# [The problem]
Whichever lines of the material contain "count", copy each of them.

(Task inputs Opens)

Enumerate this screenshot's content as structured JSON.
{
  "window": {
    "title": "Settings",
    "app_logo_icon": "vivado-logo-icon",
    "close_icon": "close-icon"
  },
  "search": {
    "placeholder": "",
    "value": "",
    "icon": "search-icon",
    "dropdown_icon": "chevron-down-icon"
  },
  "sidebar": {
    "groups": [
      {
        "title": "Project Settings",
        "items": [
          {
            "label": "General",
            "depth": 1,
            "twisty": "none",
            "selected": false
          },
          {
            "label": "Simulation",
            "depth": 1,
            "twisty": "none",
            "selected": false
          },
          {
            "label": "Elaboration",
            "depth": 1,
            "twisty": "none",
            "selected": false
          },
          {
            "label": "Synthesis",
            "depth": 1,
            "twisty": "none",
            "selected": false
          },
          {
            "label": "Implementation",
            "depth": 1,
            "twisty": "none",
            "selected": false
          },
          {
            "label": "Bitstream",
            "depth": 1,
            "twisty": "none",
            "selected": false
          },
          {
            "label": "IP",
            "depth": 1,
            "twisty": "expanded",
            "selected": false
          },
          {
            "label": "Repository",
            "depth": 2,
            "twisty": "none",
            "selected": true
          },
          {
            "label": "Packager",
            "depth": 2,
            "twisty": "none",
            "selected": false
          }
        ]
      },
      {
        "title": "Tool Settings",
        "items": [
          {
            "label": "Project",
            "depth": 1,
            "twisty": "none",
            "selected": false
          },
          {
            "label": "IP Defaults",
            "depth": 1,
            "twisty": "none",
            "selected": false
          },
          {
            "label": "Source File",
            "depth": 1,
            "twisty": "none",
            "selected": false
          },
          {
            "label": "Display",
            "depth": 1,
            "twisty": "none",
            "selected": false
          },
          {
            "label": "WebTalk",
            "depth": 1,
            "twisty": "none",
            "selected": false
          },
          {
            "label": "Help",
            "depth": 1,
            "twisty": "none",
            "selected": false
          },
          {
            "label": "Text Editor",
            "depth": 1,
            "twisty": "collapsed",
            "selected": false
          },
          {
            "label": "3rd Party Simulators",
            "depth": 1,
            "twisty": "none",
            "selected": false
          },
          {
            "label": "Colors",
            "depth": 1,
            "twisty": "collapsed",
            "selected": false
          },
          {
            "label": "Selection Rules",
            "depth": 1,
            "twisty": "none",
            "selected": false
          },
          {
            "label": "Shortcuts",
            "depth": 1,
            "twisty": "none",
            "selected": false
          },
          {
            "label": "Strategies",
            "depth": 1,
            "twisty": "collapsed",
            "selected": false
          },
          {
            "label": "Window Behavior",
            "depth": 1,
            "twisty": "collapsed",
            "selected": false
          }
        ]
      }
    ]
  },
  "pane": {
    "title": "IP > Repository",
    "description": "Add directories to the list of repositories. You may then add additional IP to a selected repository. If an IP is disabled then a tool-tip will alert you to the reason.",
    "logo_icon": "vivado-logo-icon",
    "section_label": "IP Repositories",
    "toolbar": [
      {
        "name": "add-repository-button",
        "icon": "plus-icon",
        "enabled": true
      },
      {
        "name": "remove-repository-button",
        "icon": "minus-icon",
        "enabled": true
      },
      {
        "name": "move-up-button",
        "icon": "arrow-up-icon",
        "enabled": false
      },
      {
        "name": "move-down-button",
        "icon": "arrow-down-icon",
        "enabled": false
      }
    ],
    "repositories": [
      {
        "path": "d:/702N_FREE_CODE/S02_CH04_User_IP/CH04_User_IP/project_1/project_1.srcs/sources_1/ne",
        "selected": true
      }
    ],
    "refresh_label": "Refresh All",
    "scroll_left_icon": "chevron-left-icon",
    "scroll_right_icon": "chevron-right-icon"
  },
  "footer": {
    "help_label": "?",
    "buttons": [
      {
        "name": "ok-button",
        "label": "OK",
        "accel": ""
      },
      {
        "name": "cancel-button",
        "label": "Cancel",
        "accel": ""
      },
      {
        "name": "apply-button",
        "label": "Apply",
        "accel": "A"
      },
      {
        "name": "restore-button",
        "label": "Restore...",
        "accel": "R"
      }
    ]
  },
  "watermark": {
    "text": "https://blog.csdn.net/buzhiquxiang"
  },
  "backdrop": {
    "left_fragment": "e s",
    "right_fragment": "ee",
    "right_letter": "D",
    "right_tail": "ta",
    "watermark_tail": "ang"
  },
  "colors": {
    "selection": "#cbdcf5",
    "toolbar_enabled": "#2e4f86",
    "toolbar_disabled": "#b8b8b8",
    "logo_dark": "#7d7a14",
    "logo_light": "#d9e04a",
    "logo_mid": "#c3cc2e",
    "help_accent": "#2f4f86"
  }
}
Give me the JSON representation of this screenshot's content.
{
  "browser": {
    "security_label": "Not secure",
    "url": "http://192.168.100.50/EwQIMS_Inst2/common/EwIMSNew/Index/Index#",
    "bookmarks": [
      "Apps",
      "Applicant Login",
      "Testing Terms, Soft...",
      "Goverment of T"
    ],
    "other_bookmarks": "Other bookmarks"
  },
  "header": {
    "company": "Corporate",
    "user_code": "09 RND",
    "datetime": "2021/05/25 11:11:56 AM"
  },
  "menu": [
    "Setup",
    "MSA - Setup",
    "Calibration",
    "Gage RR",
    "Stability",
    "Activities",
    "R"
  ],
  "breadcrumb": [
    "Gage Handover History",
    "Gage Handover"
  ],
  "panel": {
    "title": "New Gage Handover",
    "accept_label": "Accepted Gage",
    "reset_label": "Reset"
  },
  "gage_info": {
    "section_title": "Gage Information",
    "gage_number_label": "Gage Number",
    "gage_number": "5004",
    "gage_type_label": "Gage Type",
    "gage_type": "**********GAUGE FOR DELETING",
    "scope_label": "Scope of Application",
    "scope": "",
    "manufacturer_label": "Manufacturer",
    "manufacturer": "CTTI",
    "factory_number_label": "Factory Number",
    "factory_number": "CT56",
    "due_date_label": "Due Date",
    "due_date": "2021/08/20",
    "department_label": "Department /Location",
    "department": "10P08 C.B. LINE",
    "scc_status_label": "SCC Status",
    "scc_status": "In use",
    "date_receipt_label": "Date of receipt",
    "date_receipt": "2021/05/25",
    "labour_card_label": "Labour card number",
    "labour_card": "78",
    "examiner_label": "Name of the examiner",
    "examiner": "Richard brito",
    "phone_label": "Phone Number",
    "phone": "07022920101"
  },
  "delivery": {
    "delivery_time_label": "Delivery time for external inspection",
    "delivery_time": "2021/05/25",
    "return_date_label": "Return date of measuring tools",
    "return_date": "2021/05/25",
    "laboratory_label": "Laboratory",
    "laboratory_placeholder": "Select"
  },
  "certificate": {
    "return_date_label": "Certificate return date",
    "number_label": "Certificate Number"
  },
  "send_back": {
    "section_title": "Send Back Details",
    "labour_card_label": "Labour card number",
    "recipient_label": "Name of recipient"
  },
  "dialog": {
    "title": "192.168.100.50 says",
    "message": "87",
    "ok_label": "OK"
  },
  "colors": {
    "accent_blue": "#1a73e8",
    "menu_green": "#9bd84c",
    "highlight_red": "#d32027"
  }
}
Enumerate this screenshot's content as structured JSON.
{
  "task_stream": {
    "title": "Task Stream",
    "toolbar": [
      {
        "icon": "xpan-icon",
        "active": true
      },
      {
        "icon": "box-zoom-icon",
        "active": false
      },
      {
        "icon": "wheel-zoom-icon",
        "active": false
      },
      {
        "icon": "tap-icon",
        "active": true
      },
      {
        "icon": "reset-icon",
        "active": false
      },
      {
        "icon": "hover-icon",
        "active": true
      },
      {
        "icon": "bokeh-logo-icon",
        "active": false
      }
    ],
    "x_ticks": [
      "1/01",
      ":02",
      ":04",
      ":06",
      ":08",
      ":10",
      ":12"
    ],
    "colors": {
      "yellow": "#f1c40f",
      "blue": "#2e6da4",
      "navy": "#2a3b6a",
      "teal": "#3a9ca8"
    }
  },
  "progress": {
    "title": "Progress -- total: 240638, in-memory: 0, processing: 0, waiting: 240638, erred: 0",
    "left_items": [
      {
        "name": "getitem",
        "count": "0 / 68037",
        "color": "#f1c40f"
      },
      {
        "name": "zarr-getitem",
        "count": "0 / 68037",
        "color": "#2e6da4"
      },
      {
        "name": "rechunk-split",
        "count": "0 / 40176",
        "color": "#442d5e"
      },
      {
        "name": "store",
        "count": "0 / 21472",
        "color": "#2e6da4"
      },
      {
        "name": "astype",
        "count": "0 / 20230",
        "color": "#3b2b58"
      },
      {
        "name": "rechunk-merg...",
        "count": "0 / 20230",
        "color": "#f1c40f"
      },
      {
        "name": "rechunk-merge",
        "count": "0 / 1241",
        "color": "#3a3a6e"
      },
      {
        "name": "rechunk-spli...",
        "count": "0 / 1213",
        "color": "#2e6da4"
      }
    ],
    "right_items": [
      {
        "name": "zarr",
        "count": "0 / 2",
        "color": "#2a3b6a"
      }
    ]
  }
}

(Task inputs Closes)

# [Your response]
        "count": "0 / 68037",
        "count": "0 / 68037",
        "count": "0 / 40176",
        "count": "0 / 21472",
        "count": "0 / 20230",
        "count": "0 / 20230",
        "count": "0 / 1241",
        "count": "0 / 1213",
        "count": "0 / 2",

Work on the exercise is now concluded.